"If you can't give away $70 million, then I'm not going to try to."
So said North Carolina state Sen. Tom Apodaca, a Republican who chairs the powerful Rules Committee, after recently deciding to remove three historically black colleges and universities (HBCUs) that were originally included in his proposed Access to Affordable College Education Act, Senate Bill 873, which aimed to lower tuition at five public schools to $500 a semester for in-state students and $2,500 a semester for out-of-state students.
The five schools initially included in the bill were Western Carolina, the University of North Carolina at Pembroke, Fayetteville State, Winston-Salem State, and Elizabeth City State. The latter three are HBCUs and all but Western Carolina — Apodaca's alma mater — are classified as schools that disproportionately serve minority populations.
Alumni and students, particularly from the HBCUs, immediately rallied in opposition to the bill, citing concerns about funding. While the bill proposed adding $70 million to the state budget to cover the funding lost by the decreased tuition, there was no guarantee future legislatures would continue to cover the cost. There were also concerns that the reduced tuition might lower the value of an education at these institutions.
"Although we know it not to be true, the reduction of tuition could create a perception that the quality of education by FSU is inferior to that of other institutions," Chancellor James Anderson of Fayetteville State University said in a statement.
Moreover, one of the original provisions of the bill, which was later removed, would have called for the "evaluation of University names on enrollment, academic strength, and diversity." This was seen as a direct attempt to detach HBCUs from their historic legacies and make them more attractive to white students.
Though many of the proponents of the bill, including Black legislators such as Gladys Robinson, a Guilford County Democrat, referred to the bill as "well intentioned," HBCU students across the state were not buying it. After they held mass demonstrations at the legislature, all the HBCUs were dropped from the bill.
Of the negative reactions to the bill, Apodaca said, "I've never tried to help people in my life and been treated so poorly."
But HBCU students' skepticism of Apodaca's claims that he just wanted to help by expanding access to education stems in no small part from an action he took back in 2013 to limit their access to another critical place — the voting booth.
In the wake of the Supreme Court's Shelby County v. Holder decision gutting the Voting Rights Act, Apodaca stated, "Now we can go on with the full bill, now that the headache is out the way."

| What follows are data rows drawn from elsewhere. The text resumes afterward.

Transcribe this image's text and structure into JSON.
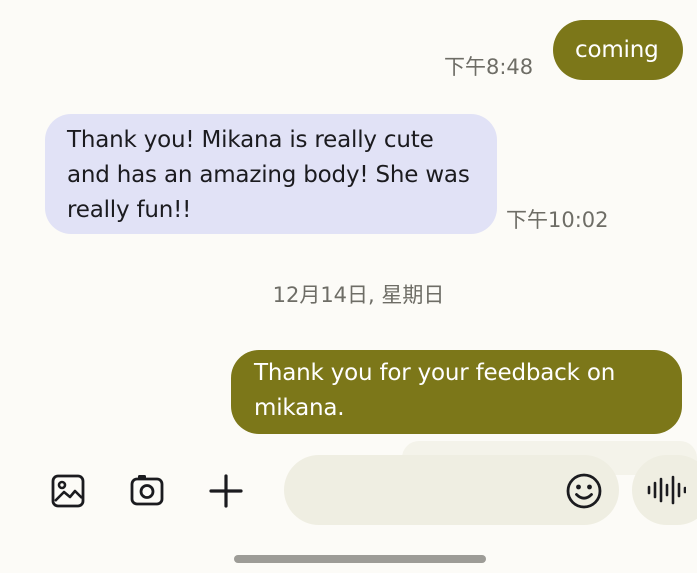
{
  "conversation": {
    "messages": [
      {
        "direction": "sent",
        "text": "coming",
        "time": "下午8:48"
      },
      {
        "direction": "received",
        "text": "Thank you! Mikana is really cute and has an amazing body! She was really fun!!",
        "time": "下午10:02"
      },
      {
        "direction": "sent",
        "text": "Thank you for your feedback on mikana.",
        "time": ""
      }
    ],
    "date_separator": "12月14日, 星期日"
  },
  "composer": {
    "input_value": "",
    "buttons": [
      "gallery-icon",
      "camera-icon",
      "plus-icon",
      "emoji-icon",
      "voice-waveform-icon"
    ]
  },
  "colors": {
    "sent_bubble": "#7c7719",
    "received_bubble": "#e1e2f6",
    "background": "#fcfbf7",
    "composer_pill": "#efeee2"
  }
}
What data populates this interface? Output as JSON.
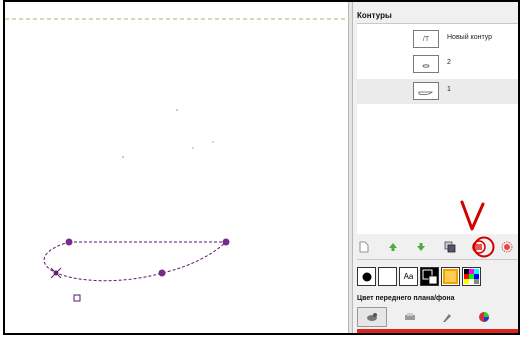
{
  "panel": {
    "title": "Контуры",
    "paths": [
      {
        "label": "Новый контур",
        "thumb": "/T"
      },
      {
        "label": "2"
      },
      {
        "label": "1",
        "selected": true
      }
    ]
  },
  "toolbar": {
    "icons": [
      "new-path-icon",
      "raise-path-icon",
      "lower-path-icon",
      "duplicate-path-icon",
      "path-to-selection-icon",
      "selection-to-path-icon"
    ]
  },
  "tabs": {
    "text_tab": "Aa"
  },
  "fg_bg": {
    "title": "Цвет переднего плана/фона"
  },
  "colors": {
    "path": "#5a1a6a",
    "guide": "#b8b060",
    "annotation": "#d40000"
  }
}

The "headache" Apodaca was referring to was the Justice Department's preclearance of election changes, and the bill was House Bill 589. After the Supreme Court's decision, North Carolina Republican lawmakers immediately expanded the measure from 14 pages to 57, full of strict voting requirements that could not have passed muster under preclearance. Besides implementing a new photo ID requirement that did not count student IDs as a valid form, the law also drastically cut the state's early voting period and ended same-day registration, provisions that have a particularly chilling impact on students and youth voters.
Students like Jocelyn Andreka Ferguson-Kellly and Faith Jackson of Winston-Salem State, who had previously voted at their campus polling site in 2012, were now told that they did not have the acceptable form of identification to vote. Further, during the March 2016 primary, the first election in which the voter ID law was in effect, a disproportionate number of students at college campuses had to cast provisional ballots because they did not have the acceptable form of ID. In all, about 218,000 people — 5 percent of North Carolina's registered voters — do not have an acceptable form of ID to vote. Though they are still supposed to be granted access to provisional ballots, there is no guarantee that those ballots will be counted.
Despite protests — including one where a diverse group of young voting-rights activists including HBCU students packed the legislative gallery with tape over their mouths, symbolizing that the bill would silence them if passed — the full bill became law, as Apodaca wanted. The law was challenged in the courts and is currently on appeal.
So thanks to Apodaca's actions, North Carolina is home today to what's been called the country's worst voter suppression bill. But North Carolina — the state with the most HBCUs — is also where the Student Nonviolent Coordinating Committee was formed and where the Greensboro sit-ins sparked a successful national movement for civil rights. It is this legacy of resistance that HBCU students are drawing on in their fight to preserve their schools.